*GOAL OF THE EXERCISE*: What is the number of lines in this data that contain the word "true"? Give the number alone.
====================
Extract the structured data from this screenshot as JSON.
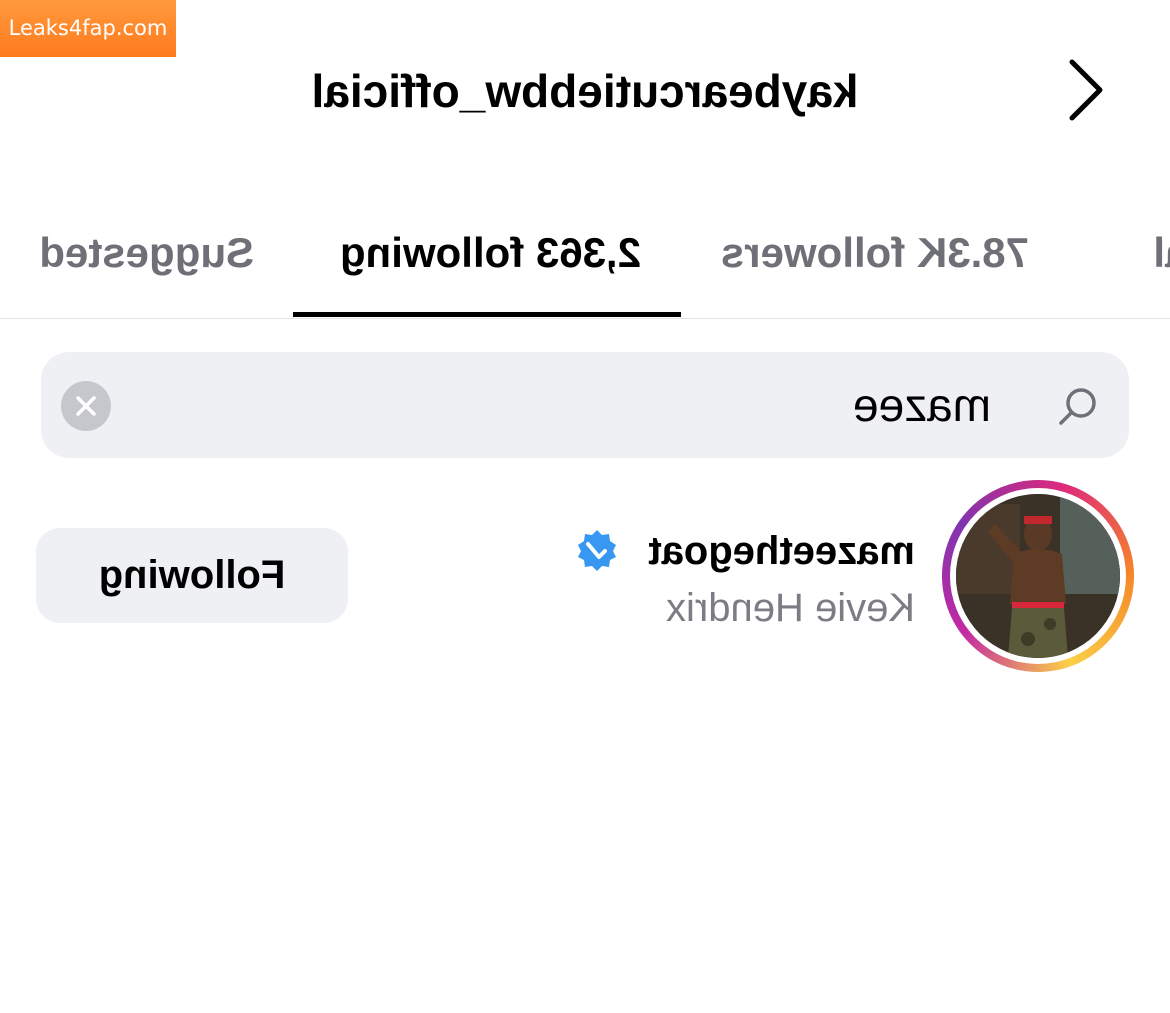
{
  "watermark": {
    "text": "Leaks4fap.com"
  },
  "header": {
    "title": "kaybearcutiebbw_official",
    "back_icon": "chevron-left-icon"
  },
  "tabs": [
    {
      "label": "ual",
      "active": false
    },
    {
      "label": "78.3K followers",
      "active": false
    },
    {
      "label": "2,363 following",
      "active": true
    },
    {
      "label": "Suggested",
      "active": false
    }
  ],
  "search": {
    "value": "mazee",
    "icon": "search-icon",
    "clear_icon": "clear-icon"
  },
  "results": [
    {
      "username": "mazeethegoat",
      "verified": true,
      "full_name": "Kevie Hendrix",
      "button_label": "Following",
      "has_story_ring": true
    }
  ],
  "colors": {
    "tab_inactive": "#6f6f78",
    "search_bg": "#eff0f4",
    "verified_blue": "#3897f0",
    "watermark_orange": "#ff8a2b"
  }
}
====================
*FINISHED EXERCISE*: 3